What are you trying to say?
A question that I revisit often. It grounds me and gets me back on track whenever I’m pulled in different directions during this wild creative journey. But maybe even more importantly, the answer to that question plays a huge role in helping me make decisions in the field and later on while back home processing.
At the start of my career, technical and creative discoveries were plentiful— things like capturing my first dramatic sunset properly, buying my first “expensive” lens, learning how to blend exposures or blur water with slow shutter speeds—the list could go on and on. All those types of things had a huge influence on the work that I created and led to me seeking out certain locations and situations purely to make images that revolved around them. There was a lot of growth during that stage in my career, and it was definitely an important part of the journey. But I really do believe that there comes a time where creative decisions need to be motivated by a mood or a story to be as effective as possible, not simply because they are exciting. There needs to be a clear understanding of “why”.
What is your subject and how do you want to present it?
What feelings or emotions do you want to evoke in your audience?
What mood are you trying to express?
And, how do you get there?
I really believe that mood and story control everything during the creative process—decisions like focal length, choice of light, processing style, and movement to name a few. All of those things are tools that we have in our toolboxes that help us say what we want to say. We just have to make sure we use them in the most intentional way possible.
Will you process your image in B&W or in colour?
Will golden hour light actually be the best fit for the mood you’re trying to create, or would your image be better suited for an overcast day?
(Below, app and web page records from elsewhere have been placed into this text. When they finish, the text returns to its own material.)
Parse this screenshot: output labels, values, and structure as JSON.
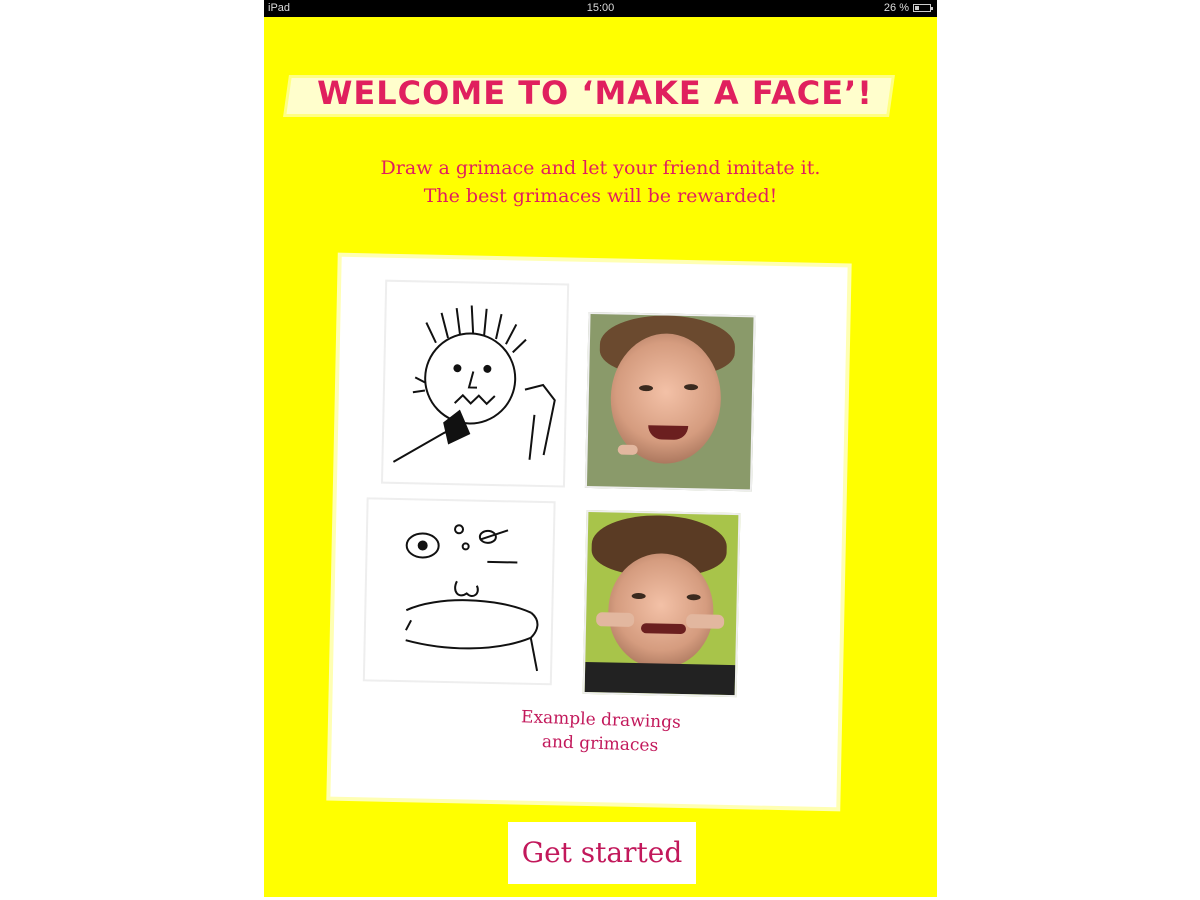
{
  "status_bar": {
    "device": "iPad",
    "time": "15:00",
    "battery_percent": "26 %",
    "battery_level": 0.26
  },
  "title": "WELCOME TO ‘MAKE A FACE’!",
  "subtitle": {
    "line1": "Draw a grimace and let your friend imitate it.",
    "line2": "The best grimaces will be rewarded!"
  },
  "examples": {
    "caption_line1": "Example drawings",
    "caption_line2": "and grimaces"
  },
  "button": {
    "label": "Get started"
  },
  "colors": {
    "background": "#ffff00",
    "accent": "#e0205e",
    "button_text": "#c2185b"
  }
}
Will you use a wide angle lens to create drama, or would a normal “standard” focal length and a more subtle feel work better?
Will you use low saturation or high saturation while processing, and why?
Will you blur out the waves while shooting a seascape to add a sense of calm to the image, or would freezing the action and creating a more powerful mood work better?
For the last year, probably around 75 per cent of my work was created during mid-day under blue skies and bright sunlight. Those are conditions that earlier in my career I would have absolutely avoided at all costs. The image above is a good example of the mood and feel that a lot of my current work possesses. A lot of browns and blues, mid-day sun, washed out, bright highlights, low saturation—basically the complete opposite of my older images. A lot of this has to do with the subject matter, the environment, and the way that it makes me feel when I’m on location.
The desert is where most of this work was created, and it’s a dry, dusty, and at times barren landscape that evokes unique emotions. If I had approached this same scene and simply tried to make it as dramatic as possible, the finished image would have lost a lot of its impact, at least for me. A fiery sunset overhead or a wide-angle composition would give this picture a completely different feel. Not a “wrong” feel by any means, just not the one that I’m personally trying to create.
And with that being said, I want to make it clear that I truly believe there is no right or wrong, and I’m certainly not discouraging experimentation. Learn as much as you possibly can, and have fun doing it. But don’t forget to spend some time thinking about what you’re capturing and how you want to present it. Learn your craft and your tools. Build up an arsenal of techniques that you can deploy in a number of different ways. And then use those tools in the most intentional and meaningful way possible to create work that tells a story and evokes emotion.
As photographers, having a clear idea of the “why” behind our images not only helps us create stronger work, but it also guides us along the way and helps us make intentional decisions both in the field and behind the computer.
Kyle McDougall originally wrote this article for our private online photography community here at OFFBEAT. There are dozens more where that came from. If that sounds like something you like the sound of, sign up for our community!